### [THE PROBLEM]
List each line of the data in which the string "range" appears.

### [MATERIAL SUPPLIED]
__________

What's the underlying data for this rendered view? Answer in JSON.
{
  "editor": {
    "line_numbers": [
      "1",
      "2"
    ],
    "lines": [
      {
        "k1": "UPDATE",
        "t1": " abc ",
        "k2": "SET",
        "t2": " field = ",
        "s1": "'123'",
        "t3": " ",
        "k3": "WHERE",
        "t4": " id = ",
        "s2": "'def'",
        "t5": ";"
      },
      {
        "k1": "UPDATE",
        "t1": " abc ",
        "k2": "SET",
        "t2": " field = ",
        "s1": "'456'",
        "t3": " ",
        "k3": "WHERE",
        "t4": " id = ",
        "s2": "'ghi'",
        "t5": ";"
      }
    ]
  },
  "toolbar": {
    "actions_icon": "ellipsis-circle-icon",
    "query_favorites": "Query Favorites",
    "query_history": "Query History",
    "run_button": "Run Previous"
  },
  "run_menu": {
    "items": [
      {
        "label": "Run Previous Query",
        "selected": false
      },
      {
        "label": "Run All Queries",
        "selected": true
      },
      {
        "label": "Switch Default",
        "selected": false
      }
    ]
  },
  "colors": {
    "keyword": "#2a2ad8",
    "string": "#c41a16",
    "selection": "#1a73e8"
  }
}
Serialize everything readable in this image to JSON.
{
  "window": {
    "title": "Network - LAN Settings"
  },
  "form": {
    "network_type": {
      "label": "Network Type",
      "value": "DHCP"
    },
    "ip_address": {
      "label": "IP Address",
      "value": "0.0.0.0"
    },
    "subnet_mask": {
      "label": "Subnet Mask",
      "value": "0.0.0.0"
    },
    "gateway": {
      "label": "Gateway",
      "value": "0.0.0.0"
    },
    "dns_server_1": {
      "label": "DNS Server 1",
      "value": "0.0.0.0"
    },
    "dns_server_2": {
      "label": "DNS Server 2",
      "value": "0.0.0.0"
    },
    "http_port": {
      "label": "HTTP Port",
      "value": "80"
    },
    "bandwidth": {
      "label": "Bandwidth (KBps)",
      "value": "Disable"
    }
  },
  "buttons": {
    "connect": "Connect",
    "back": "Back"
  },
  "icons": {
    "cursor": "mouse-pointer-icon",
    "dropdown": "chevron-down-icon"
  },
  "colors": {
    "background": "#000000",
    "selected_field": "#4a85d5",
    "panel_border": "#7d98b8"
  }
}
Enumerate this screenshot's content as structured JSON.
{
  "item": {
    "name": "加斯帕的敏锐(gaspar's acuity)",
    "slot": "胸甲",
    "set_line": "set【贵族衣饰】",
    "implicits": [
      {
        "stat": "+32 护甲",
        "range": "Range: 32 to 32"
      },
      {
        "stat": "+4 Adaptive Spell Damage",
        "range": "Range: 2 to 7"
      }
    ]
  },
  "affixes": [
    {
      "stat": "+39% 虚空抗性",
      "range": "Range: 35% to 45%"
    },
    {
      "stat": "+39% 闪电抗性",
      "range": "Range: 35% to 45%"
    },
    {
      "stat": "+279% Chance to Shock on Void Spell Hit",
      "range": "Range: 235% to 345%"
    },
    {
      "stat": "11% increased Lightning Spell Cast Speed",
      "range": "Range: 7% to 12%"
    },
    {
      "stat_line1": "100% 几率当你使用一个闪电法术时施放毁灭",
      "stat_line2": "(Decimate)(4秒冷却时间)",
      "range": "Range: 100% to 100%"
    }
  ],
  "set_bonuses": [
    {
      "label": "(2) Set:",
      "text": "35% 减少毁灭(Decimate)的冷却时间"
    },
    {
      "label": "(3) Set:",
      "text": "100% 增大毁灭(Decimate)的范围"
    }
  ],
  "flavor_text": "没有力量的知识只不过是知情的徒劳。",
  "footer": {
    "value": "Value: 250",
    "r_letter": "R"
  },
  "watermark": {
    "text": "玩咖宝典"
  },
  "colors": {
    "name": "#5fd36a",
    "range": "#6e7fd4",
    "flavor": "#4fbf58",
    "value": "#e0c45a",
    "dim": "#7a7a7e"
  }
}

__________

### [OUTPUT FOR THIS EXERCISE]
        "range": "Range: 32 to 32"
        "range": "Range: 2 to 7"
      "range": "Range: 35% to 45%"
      "range": "Range: 35% to 45%"
      "range": "Range: 235% to 345%"
      "range": "Range: 7% to 12%"
      "range": "Range: 100% to 100%"
    "range": "#6e7fd4",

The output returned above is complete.